I smiled and wobbled off to find the people handing out samples of chips, queasy in the realization that I’d just committed to shave three plus minutes off my best time. I ate three bags of sample chips while trying to not barf or hyperventilate.

I went home and slathered my intention all over social media with hash tags like #noquitterinher, #nokidding, and #runlikeanine. I set out my most obnoxious running tights, a retina-burning top, and my propeller beanie. Then I went to bed early and worried all night.

On race morning I slapped on some attitude – excited – and dashed out the door. The weather was beautiful and I scored a good parking spot. I made my way the mile or so to the start line, and took my self-anointed spot in Corral C with the other 9s. People were happy, chatty, cheery. I took off my beanie for the National Anthem. The starting gun went bang.  I wound up my propeller and got ready to run.

As I waited for my wave, excitement waned. In it’s place – hyper-focused. I said so-long to the camaraderie of Corral C and dashed across the start line, running with a gravity new to me. Some people passed me. I passed some people. Then I stopped seeing the people. I only saw the number 9. Over and over, like a Sesame Street counting song; 9 9 9. In my head a rhythmic chant. 9 9 9 9. Get that 9.

About halfway through the why-am-I-not-having-fun-run there was a refreshment station staffed with smiling volunteers offering sports drinks, water, and chocolate chips. Parched and heaving from my rhythmic breathless chanting “9 minutes per mile is the pace I’m chasing”, I clawed out for a cup of water, but grabbed Gatorade by mistake. Imagine me, humping past the line of happy helpers no doubt horrified by my macabre dance of slow-motion dingbattiness, as I threw the liquid on my face instead of into my mouth. I hope someone got that on camera. I kept on, secure in the knowledge that, even if I looked like a drenched doofus, I was destined to set a personal record for speed.

Next came cobblestone corner. Careful. Don’t fall in a pothole. Keep going fast. 9 9 9 9 9.

Then the hill. I’ve learned that hills happen at inconvenient times. I train for hills. Hills should light my spark. Not this hill. This hill rose up like a fire-breathing dragon obstructing my view of the finish line. I ditched hyper-focused and slapped on a new attitude – bad-word-mad.

Yup. I said bad words every step of the way up that hill. Some of them I muttered under my breath. I busted out at least one particularly unladylike eff-phrase.
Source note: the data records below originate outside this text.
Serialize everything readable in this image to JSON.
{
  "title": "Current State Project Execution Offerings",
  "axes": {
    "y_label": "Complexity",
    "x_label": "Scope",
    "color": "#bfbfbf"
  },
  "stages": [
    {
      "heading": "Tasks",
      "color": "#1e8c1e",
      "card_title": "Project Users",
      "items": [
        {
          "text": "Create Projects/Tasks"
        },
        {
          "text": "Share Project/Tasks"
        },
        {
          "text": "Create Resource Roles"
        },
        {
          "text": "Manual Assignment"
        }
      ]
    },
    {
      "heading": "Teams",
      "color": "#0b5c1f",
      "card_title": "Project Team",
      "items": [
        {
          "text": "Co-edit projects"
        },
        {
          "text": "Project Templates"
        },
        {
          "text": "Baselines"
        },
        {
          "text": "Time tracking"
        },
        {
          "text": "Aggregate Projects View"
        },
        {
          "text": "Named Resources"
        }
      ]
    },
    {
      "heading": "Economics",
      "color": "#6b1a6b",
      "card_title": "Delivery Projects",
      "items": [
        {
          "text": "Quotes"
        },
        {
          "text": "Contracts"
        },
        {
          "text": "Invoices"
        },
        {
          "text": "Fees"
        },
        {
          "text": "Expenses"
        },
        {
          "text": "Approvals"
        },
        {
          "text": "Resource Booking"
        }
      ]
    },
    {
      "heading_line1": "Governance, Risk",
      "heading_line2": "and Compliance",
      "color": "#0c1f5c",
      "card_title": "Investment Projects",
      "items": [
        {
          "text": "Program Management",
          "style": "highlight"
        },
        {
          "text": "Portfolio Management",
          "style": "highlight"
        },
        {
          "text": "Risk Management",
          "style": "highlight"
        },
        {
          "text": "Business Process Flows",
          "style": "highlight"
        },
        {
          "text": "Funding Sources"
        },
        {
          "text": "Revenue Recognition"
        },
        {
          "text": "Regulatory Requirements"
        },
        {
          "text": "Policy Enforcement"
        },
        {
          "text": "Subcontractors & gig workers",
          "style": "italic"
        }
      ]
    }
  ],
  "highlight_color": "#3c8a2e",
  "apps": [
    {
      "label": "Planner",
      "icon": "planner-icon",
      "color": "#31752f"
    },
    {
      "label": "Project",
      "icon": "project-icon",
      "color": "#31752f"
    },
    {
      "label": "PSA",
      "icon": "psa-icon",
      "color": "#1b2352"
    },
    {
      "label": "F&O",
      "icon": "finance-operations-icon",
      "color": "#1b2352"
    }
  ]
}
By the time I got to the top of the hill, I was spent. Sapped by my own bad attitude.

And still, the finish line was a quarter-mile away. My anger fell from me like broken armor. I could see the race clock ticking. And I knew I wasn’t going to make it. Crestfallen wrapped around me like an attitude shroud. I kicked up my pace best I could, but I knew there would be no nine for me.

I crossed the finish line with my heart in my throat, feeling like a failure.

I grabbed two bags of chips, two bottles of water, two bananas, and plopped down alone in the middle of all the happy winners.

“How’d you do?” Some merry Corral C comrades skipped up to me, faces bright with expectation. “Did you get your time?”

“No.” I sulked into my lap full of crumbs. “I mean, six seconds faster than last time.” Big whoop, I thought to myself.

They made lovely consoling sounds and kind faces. I smiled a pretend smile and we parted ways. As personal punishment, I ran all the way back to my car, mostly because I was in a hurry to get home and pout.

After I showered up, I found this note from one of the merry girls on my Facebook page:
“Awesome run today! No downers about your time! You got up, you did something and you gave it your best shot! Glad to be at the starting line next to you ☺.”

She made my day. She made me cry. She reminded me that fun runs are about fun. She pointed out that six seconds faster is most assuredly a personal best.

And I realized this: Being so serious had slowed me down. I can be focused and still have fun. Tiny victories stack up. And positive words and winning attitudes work.

Thanks merry girls! You’re smart. And you look perfectly brilliant in those beanies.


Enthusiasm is everywhere!
Grateful PROPS to my merry comrades of Corral C!

Want to learn more about the power of Choose Your Attitude?  Check out the FISH! Philosophy!